Blue Ridge 2

It was just out of Boone on 321 on a downhill slope where I broke away from my father. It was raining and I think it had him spooked, the road to Erwin curves and twists, but they’re wide through the mountains there so it runs about 55 plus. I was sick of worrying about his Harley behind me, checking my mirrors after each dogleg, my mother towing the trailer behind him, sick of the rain. I had come down here to tear through those hollows like I had before, rising up from Tennessee come morning and gone into the Carolina highlands.

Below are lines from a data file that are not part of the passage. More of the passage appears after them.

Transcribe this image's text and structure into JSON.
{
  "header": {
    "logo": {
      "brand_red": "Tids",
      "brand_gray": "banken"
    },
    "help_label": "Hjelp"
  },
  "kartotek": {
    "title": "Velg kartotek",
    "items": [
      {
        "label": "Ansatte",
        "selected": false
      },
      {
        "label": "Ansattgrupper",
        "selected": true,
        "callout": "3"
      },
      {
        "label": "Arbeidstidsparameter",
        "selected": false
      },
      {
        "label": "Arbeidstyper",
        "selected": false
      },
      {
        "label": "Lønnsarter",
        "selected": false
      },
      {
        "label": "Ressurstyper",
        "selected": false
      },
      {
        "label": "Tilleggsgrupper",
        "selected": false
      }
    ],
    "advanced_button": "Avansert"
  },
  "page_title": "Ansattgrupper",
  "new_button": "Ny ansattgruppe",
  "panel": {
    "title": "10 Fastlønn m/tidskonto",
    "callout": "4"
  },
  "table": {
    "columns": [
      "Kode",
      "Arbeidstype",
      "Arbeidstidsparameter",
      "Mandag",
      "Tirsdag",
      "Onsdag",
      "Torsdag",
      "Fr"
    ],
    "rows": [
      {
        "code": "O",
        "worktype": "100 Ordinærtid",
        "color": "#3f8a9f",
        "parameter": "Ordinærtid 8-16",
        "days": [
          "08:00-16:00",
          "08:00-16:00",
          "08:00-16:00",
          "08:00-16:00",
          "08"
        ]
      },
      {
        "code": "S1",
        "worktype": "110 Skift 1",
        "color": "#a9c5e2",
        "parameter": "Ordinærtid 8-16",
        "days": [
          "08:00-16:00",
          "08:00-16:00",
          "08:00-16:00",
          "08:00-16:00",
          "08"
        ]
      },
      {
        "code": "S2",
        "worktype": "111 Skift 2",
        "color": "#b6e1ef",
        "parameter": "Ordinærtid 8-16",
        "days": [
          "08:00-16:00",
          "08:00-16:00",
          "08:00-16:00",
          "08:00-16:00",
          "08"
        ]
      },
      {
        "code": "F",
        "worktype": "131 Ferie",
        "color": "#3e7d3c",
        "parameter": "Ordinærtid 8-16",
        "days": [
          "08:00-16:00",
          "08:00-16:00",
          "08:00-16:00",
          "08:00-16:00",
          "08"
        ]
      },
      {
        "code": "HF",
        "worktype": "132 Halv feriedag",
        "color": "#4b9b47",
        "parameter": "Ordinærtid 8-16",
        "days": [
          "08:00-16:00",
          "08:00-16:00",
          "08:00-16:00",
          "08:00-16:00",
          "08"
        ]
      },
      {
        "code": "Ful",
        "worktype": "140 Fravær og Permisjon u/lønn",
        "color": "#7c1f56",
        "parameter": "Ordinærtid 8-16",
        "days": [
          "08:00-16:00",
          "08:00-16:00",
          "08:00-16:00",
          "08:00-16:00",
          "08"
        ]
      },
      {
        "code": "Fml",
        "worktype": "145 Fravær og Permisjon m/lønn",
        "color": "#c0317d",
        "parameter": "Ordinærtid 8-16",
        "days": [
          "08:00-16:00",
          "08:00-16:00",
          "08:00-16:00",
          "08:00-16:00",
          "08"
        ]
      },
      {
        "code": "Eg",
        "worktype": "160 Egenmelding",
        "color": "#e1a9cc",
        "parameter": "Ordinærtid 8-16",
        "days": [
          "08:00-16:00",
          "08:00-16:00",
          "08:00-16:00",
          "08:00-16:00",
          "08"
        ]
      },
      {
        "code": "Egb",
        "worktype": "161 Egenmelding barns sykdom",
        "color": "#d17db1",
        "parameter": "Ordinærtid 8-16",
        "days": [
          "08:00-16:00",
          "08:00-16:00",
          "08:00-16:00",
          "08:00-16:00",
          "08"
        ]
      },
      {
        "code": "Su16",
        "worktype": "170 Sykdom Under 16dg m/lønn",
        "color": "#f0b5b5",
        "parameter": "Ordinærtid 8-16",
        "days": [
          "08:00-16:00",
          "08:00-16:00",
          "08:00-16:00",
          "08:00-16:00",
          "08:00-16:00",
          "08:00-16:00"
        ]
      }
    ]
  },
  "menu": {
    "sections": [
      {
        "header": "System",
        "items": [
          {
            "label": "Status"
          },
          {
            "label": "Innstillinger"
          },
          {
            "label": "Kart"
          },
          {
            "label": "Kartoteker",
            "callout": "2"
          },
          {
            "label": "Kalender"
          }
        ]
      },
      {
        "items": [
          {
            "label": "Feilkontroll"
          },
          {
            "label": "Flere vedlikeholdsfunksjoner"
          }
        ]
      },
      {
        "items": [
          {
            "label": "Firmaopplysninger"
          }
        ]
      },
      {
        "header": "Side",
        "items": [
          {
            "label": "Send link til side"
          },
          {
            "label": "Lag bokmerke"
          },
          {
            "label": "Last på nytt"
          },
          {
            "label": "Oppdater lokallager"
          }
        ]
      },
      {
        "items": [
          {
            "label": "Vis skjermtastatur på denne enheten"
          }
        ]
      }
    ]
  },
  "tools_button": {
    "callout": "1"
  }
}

A solid hour of burned homesteads to bank past, goat shacks, paint-flecked pine wrecks tumbling. Each smooth arc run on little traction as rain was falling, stitching them together down the mountain to Erwin. Gearing down past the highest fingers of Boone Lake, flooded oaks rising from the water yet. I felt reckless and wild again. I didn’t know how far back dad was. I was ticking off the pissant towns flying past.

I drove it deep into the valley when I spotted the turn-out over the bridge across from the grocery. The bridge ran over a falls, dad said later he saw an eagle gutting down through the cut. There were vehicles lining the front of the filling station, I aimed for a small paved patch that turned back to a fishing spot. Braking, the rear tire locked up and I went into a fifty yard skid, the back end getting sideways out from under me. I eased off and it barked back upright. I got it slowed again and pulled off. The whole valley was quiet except for my engine’s low idle. I was breathing heavy in the helmet.

There was no movement from the store. I looked around, the high ridges, tall poplars, mist and smoke; I could’ve bit it there, I thought, and been satisfied.

From down the ridge, the sound of my father preceded his crossing the iron bridge. His sound filled the valley; he was running it faster now. I throttled my machine back onto the roadway and got ahead of him, barely.